In the world of material processing and shaping, cutting and shaping are the fundamental processes that underpin much of manufacturing and construction. Cutting processes are numerous, ranging from traditional methods like sawing to modern technologies such as laser cutting and waterjet cutting. However, grinding, a process that often takes a backseat to cutting, holds its own set of advantages that can’t be overlooked. In this blog, we’ll explore why grinding often emerges as the superior choice in many applications.
1. Precision Beyond Compare
One of the standout advantages of grinding over other cutting processes is its unparalleled precision. In traditional cutting processes, there’s often a trade-off between speed and precision. However, grinding doesn’t make you choose between the two. The abrasive grains used in grinding wheels allow for minute and exact material removal, creating a smoother, more precise finish. This makes grinding the go-to choice for applications where exact dimensions and fine surface finishes are crucial.
2. Versatility in Materials
Grinding is remarkably versatile when it comes to the materials it can handle. While some cutting processes may struggle with tougher materials like hardened steel, ceramics, or composites, grinding excels. The abrasive nature of the grinding wheel allows it to effectively cut through a broad spectrum of materials, making it a favorite for industries such as aerospace, automotive, and tool manufacturing.
3. Improved Surface Finish
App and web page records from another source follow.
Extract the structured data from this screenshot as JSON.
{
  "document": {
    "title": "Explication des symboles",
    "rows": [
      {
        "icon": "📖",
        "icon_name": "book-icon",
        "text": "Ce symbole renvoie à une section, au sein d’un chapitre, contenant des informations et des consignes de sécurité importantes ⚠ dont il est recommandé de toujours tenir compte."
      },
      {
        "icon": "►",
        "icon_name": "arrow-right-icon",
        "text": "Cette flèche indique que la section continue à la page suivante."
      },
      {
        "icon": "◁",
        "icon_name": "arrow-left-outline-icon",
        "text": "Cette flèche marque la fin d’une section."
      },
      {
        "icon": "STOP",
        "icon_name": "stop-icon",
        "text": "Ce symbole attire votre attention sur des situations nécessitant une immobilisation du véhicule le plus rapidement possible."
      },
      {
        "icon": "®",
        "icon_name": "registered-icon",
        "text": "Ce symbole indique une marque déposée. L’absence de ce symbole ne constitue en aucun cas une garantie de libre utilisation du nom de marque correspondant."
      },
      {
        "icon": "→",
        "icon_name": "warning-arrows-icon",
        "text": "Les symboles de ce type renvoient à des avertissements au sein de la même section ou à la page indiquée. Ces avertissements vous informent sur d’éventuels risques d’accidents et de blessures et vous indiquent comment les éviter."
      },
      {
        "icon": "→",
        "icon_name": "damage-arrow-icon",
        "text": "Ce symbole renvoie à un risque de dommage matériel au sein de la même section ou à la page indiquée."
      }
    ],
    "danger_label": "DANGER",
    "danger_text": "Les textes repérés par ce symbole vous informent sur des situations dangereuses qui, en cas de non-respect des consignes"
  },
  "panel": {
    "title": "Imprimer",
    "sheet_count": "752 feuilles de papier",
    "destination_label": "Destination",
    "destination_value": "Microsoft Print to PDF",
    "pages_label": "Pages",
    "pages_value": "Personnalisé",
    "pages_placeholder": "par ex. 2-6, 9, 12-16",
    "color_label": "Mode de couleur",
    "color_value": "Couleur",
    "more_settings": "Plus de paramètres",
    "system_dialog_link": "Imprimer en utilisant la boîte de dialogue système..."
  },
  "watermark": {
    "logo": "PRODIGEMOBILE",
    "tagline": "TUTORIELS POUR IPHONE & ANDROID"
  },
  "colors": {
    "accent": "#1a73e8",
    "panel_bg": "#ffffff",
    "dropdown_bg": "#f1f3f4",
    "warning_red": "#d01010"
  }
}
Grinding goes the extra mile in achieving superior surface finishes. The grit in the abrasive wheel grinds material down to a micro-level, eliminating irregularities and defects on the surface. This capability is highly valued in industries like automotive, where fine finishes are critical for performance and aesthetics.
4. Reduced Heat-Affected Zone
Certain cutting processes, such as laser cutting or plasma cutting, generate significant heat during the operation. This can lead to a heat-affected zone (HAZ), which can alter the material’s properties, often undesirably. In contrast, grinding produces minimal heat during the process, reducing the size and impact of the HAZ. This makes it a preferred method for materials sensitive to heat, like hardened steel or alloys.
5. Tight Tolerances
Grinding has an upper hand when it comes to maintaining tight tolerances. When precision is paramount, grinding is the choice to ensure that each part conforms to the required specifications. This is why it’s commonly used in industries where exact fits are essential, such as in the production of precision bearings or aerospace components.
6. Reduced Tool Wear
Compared to traditional cutting processes, grinding wheels tend to last longer. The abrasive grains used in grinding have a longer life, reducing the frequency of tool changes. This not only cuts downtime but also contributes to cost savings.
While cutting processes are vital across various industries, grinding stands out as the superior choice in many situations. Its precision, versatility, and ability to deliver exceptional surface finishes make it a top contender when exacting standards and challenging materials are involved. By embracing grinding as a key process in manufacturing and construction, professionals unlock the potential for greater efficiency and quality in their work.